Consciousness out there

FOLLOW this link to the first of a series of articles I’ve written about FEEL, a new project being run by experimental psychologist Kevin O’Regan in Paris, to explore the possibility that consciousness is not locked inside our brains, but emerges when we interact with the world. The implications are exciting and sometimes disturbing – for example, that babies are born without consciousness and acquire it gradually, in piecemeal fashion, as they move and receive sensory feedback, and gradually learn more sophisticated ways of manipulating the world.

 

Courtesy of Jacqueline Fagard
Courtesy of Jacqueline Fagard

 

Upside down world

ns_logoA MAN walks confidently towards an open gate but instead of going straight through he raises his knee very high as if he were stepping over a low wall. He strides forward, reaching out to shake a friend’s hand. But again he misjudges, and his friend draws back in alarm to avoid being punched in the nose…

This article was first published in New Scientist on 11 October 2014. To continue reading, click here.

 

Swiss canton braces for tsunami

 

page11-nature_logoTHE land of chocolate and clocks could soon be known for something quite different: tsunamis. Authorities in Nidwalden, a canton in landlocked Switzerland, are factoring the risk of a tsunami in Lake Lucerne into their hazard plans. It is the first official acknowledgement of such a threat in Europe’s Alpine region — and comes in step with findings that the risk of tsunamis in the area, which is home to around 13 million people, is much higher than previously thought…

This article was first published in Nature on 4 September 2014. To continue reading, click here.

view-of-riggie-mountain-meadows-and-lake-lucerne

 

Wonder food

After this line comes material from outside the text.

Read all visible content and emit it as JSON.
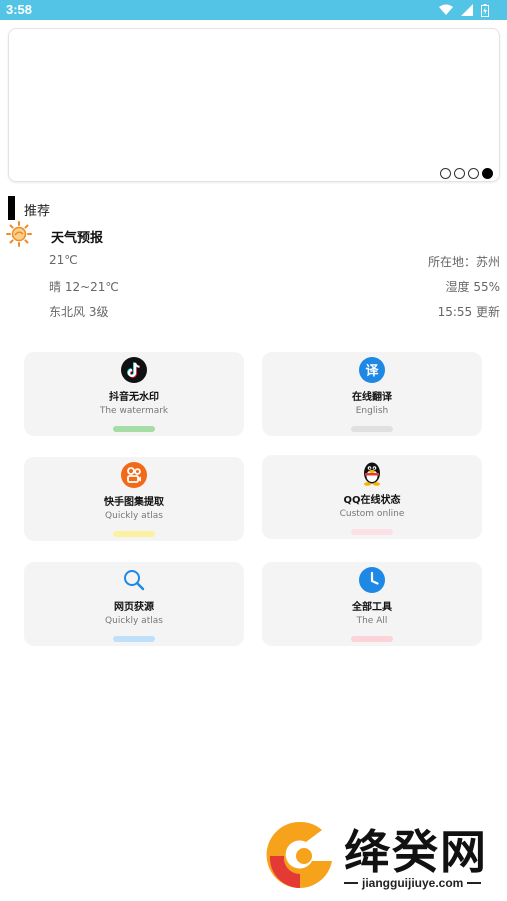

ns_logoIN April 1789, Lieutenant William Bligh set off from the Pacific island of Tahiti to sail halfway round the world to Jamaica. Twenty-three days into the voyage, his crew mutinied. They set him adrift in the Bounty’s launch, along with 18 men who were loyal to him, and dumped the ship’s cargo overboard. That cargo included 1000 breadfruit plants destined for the Jamaican sugar plantations, whose owners were clamouring for a cheap and reliable source of food for their slaves…

This article was first published in New Scientist on 28 June 2014. To continue reading, click here.